=== Task item ===
Retype each entry. Leave nothing out.

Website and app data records
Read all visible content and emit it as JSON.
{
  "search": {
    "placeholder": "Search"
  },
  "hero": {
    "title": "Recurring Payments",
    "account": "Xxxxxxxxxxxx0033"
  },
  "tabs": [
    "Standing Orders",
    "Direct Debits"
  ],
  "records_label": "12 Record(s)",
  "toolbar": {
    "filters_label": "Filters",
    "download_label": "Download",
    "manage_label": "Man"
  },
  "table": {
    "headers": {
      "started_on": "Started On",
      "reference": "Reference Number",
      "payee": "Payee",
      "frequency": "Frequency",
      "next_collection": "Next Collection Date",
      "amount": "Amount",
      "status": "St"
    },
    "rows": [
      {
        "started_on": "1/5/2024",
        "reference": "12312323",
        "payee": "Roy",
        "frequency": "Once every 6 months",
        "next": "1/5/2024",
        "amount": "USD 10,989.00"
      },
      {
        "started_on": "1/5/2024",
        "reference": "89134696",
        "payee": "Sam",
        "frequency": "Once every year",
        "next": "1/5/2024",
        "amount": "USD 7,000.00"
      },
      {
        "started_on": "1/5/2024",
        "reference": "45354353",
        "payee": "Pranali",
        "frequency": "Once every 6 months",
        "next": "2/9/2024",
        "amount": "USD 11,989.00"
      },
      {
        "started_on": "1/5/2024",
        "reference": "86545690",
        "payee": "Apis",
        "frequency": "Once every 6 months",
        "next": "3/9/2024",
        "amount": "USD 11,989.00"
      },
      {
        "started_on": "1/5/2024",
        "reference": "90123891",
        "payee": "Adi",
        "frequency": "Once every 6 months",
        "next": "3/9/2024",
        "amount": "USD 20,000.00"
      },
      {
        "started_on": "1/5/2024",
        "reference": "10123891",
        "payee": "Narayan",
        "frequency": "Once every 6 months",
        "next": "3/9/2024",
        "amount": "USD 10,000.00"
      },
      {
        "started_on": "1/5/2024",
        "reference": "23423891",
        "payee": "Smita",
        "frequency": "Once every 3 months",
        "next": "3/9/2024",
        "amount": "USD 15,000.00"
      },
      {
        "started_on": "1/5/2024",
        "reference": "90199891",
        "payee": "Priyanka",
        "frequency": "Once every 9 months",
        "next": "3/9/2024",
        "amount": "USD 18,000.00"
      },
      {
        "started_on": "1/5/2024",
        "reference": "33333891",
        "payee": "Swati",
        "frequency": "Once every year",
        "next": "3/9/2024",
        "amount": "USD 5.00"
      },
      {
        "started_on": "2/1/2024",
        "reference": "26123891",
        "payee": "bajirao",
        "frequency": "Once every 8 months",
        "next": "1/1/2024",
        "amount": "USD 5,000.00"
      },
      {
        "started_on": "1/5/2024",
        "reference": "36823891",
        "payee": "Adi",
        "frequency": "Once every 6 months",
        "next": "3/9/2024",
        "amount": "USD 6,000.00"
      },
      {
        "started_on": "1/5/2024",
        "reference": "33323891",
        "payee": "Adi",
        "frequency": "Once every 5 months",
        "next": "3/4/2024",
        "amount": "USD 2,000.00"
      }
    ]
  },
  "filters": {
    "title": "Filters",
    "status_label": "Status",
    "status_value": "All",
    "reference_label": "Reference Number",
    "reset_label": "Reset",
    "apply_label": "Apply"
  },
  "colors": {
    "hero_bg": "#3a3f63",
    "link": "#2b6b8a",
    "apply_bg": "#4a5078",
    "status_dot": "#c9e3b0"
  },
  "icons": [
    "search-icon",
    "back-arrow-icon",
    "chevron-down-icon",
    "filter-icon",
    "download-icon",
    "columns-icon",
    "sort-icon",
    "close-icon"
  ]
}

=== Reply to the task ===
Read all visible content and emit it as JSON.
{
  "search": {
    "placeholder": "Search"
  },
  "hero": {
    "title": "Recurring Payments",
    "account": "Xxxxxxxxxxxx0033"
  },
  "tabs": [
    "Standing Orders",
    "Direct Debits"
  ],
  "records_label": "12 Record(s)",
  "toolbar": {
    "filters_label": "Filters",
    "download_label": "Download",
    "manage_label": "Man"
  },
  "table": {
    "headers": {
      "started_on": "Started On",
      "reference": "Reference Number",
      "payee": "Payee",
      "frequency": "Frequency",
      "next_collection": "Next Collection Date",
      "amount": "Amount",
      "status": "St"
    },
    "rows": [
      {
        "started_on": "1/5/2024",
        "reference": "12312323",
        "payee": "Roy",
        "frequency": "Once every 6 months",
        "next": "1/5/2024",
        "amount": "USD 10,989.00"
      },
      {
        "started_on": "1/5/2024",
        "reference": "89134696",
        "payee": "Sam",
        "frequency": "Once every year",
        "next": "1/5/2024",
        "amount": "USD 7,000.00"
      },
      {
        "started_on": "1/5/2024",
        "reference": "45354353",
        "payee": "Pranali",
        "frequency": "Once every 6 months",
        "next": "2/9/2024",
        "amount": "USD 11,989.00"
      },
      {
        "started_on": "1/5/2024",
        "reference": "86545690",
        "payee": "Apis",
        "frequency": "Once every 6 months",
        "next": "3/9/2024",
        "amount": "USD 11,989.00"
      },
      {
        "started_on": "1/5/2024",
        "reference": "90123891",
        "payee": "Adi",
        "frequency": "Once every 6 months",
        "next": "3/9/2024",
        "amount": "USD 20,000.00"
      },
      {
        "started_on": "1/5/2024",
        "reference": "10123891",
        "payee": "Narayan",
        "frequency": "Once every 6 months",
        "next": "3/9/2024",
        "amount": "USD 10,000.00"
      },
      {
        "started_on": "1/5/2024",
        "reference": "23423891",
        "payee": "Smita",
        "frequency": "Once every 3 months",
        "next": "3/9/2024",
        "amount": "USD 15,000.00"
      },
      {
        "started_on": "1/5/2024",
        "reference": "90199891",
        "payee": "Priyanka",
        "frequency": "Once every 9 months",
        "next": "3/9/2024",
        "amount": "USD 18,000.00"
      },
      {
        "started_on": "1/5/2024",
        "reference": "33333891",
        "payee": "Swati",
        "frequency": "Once every year",
        "next": "3/9/2024",
        "amount": "USD 5.00"
      },
      {
        "started_on": "2/1/2024",
        "reference": "26123891",
        "payee": "bajirao",
        "frequency": "Once every 8 months",
        "next": "1/1/2024",
        "amount": "USD 5,000.00"
      },
      {
        "started_on": "1/5/2024",
        "reference": "36823891",
        "payee": "Adi",
        "frequency": "Once every 6 months",
        "next": "3/9/2024",
        "amount": "USD 6,000.00"
      },
      {
        "started_on": "1/5/2024",
        "reference": "33323891",
        "payee": "Adi",
        "frequency": "Once every 5 months",
        "next": "3/4/2024",
        "amount": "USD 2,000.00"
      }
    ]
  },
  "filters": {
    "title": "Filters",
    "status_label": "Status",
    "status_value": "All",
    "reference_label": "Reference Number",
    "reset_label": "Reset",
    "apply_label": "Apply"
  },
  "colors": {
    "hero_bg": "#3a3f63",
    "link": "#2b6b8a",
    "apply_bg": "#4a5078",
    "status_dot": "#c9e3b0"
  },
  "icons": [
    "search-icon",
    "back-arrow-icon",
    "chevron-down-icon",
    "filter-icon",
    "download-icon",
    "columns-icon",
    "sort-icon",
    "close-icon"
  ]
}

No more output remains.